▶ Dataset rows for apps and sites
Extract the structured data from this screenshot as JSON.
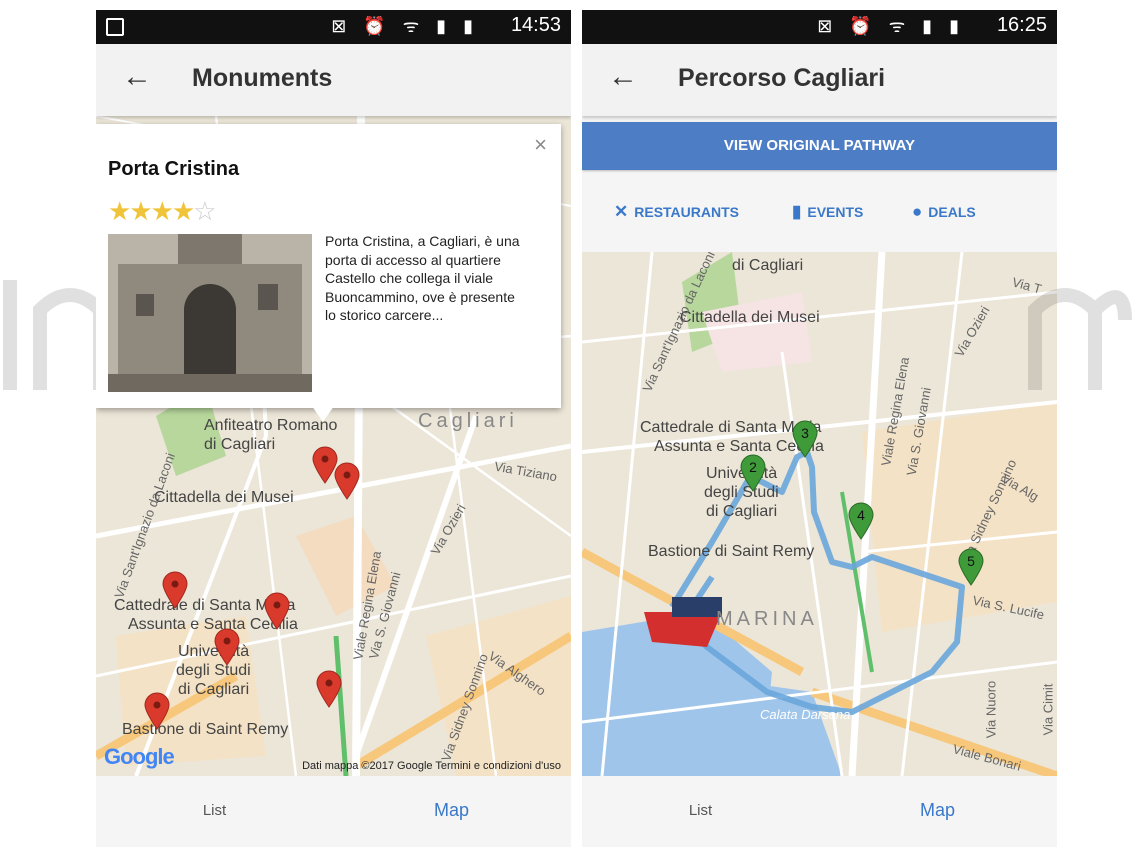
{
  "left_screen": {
    "status": {
      "time": "14:53",
      "icons": "⊠ ⏰ ᯤ ▮ ▮"
    },
    "title": "Monuments",
    "info_window": {
      "name": "Porta Cristina",
      "rating": 4,
      "stars_filled": "★★★★",
      "stars_empty": "☆",
      "close": "×",
      "description": "Porta Cristina, a Cagliari, è una porta di accesso al quartiere Castello che collega il viale Buoncammino, ove è presente lo storico carcere..."
    },
    "map": {
      "labels": {
        "anfiteatro": "Anfiteatro Romano",
        "anfiteatro2": "di Cagliari",
        "cagliari": "Cagliari",
        "tiziano": "Via Tiziano",
        "cittadella": "Cittadella dei Musei",
        "ozieri": "Via Ozieri",
        "santignazio": "Via Sant'Ignazio da Laconi",
        "cattedrale1": "Cattedrale di Santa Maria",
        "cattedrale2": "Assunta e Santa Cecilia",
        "regina": "Viale Regina Elena",
        "giovanni": "Via S. Giovanni",
        "universita1": "Università",
        "universita2": "degli Studi",
        "universita3": "di Cagliari",
        "alghero": "Via Alghero",
        "sonnino": "Via Sidney Sonnino",
        "bastione": "Bastione di Saint Remy"
      },
      "google": "Google",
      "attribution": "Dati mappa ©2017 Google   Termini e condizioni d'uso"
    },
    "nav": {
      "list": "List",
      "map": "Map"
    }
  },
  "right_screen": {
    "status": {
      "time": "16:25",
      "icons": "⊠ ⏰ ᯤ ▮ ▮"
    },
    "title": "Percorso Cagliari",
    "pathway_button": "VIEW ORIGINAL PATHWAY",
    "categories": [
      {
        "label": "RESTAURANTS",
        "icon": "fork-knife-icon",
        "glyph": "✕"
      },
      {
        "label": "EVENTS",
        "icon": "calendar-icon",
        "glyph": "▮"
      },
      {
        "label": "DEALS",
        "icon": "deals-icon",
        "glyph": "●"
      }
    ],
    "map": {
      "labels": {
        "cagliari": "di Cagliari",
        "viat": "Via T",
        "cittadella": "Cittadella dei Musei",
        "ozieri": "Via Ozieri",
        "santignazio": "Via Sant'Ignazio da Laconi",
        "regina": "Viale Regina Elena",
        "giovanni": "Via S. Giovanni",
        "cattedrale1": "Cattedrale di Santa Maria",
        "cattedrale2": "Assunta e Santa Cecilia",
        "universita1": "Università",
        "universita2": "degli Studi",
        "universita3": "di Cagliari",
        "sonnino": "Via Sidney Sonnino",
        "alg": "Via Alg",
        "bastione": "Bastione di Saint Remy",
        "lucifero": "Via S. Lucife",
        "marina": "MARINA",
        "nuoro": "Via Nuoro",
        "cimit": "Via Cimit",
        "darsena": "Calata Darsena",
        "bonaria": "Viale Bonari"
      },
      "route_stops": [
        "2",
        "3",
        "4",
        "5"
      ]
    },
    "nav": {
      "list": "List",
      "map": "Map"
    }
  },
  "colors": {
    "accent": "#3a78c9",
    "button": "#4d7ec5",
    "pin_red": "#d93a2b",
    "pin_green": "#3f9a3a",
    "route": "#6aa6dc",
    "map_bg": "#ece6d8",
    "water": "#9fc6ea",
    "park": "#b7d79c"
  }
}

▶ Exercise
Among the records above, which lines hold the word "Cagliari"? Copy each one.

▶ Reply to the exercise
      "description": "Porta Cristina, a Cagliari, è una porta di accesso al quartiere Castello che collega il viale Buoncammino, ove è presente lo storico carcere..."
        "anfiteatro2": "di Cagliari",
        "cagliari": "Cagliari",
        "universita3": "di Cagliari",
    "title": "Percorso Cagliari",
        "cagliari": "di Cagliari",
        "universita3": "di Cagliari",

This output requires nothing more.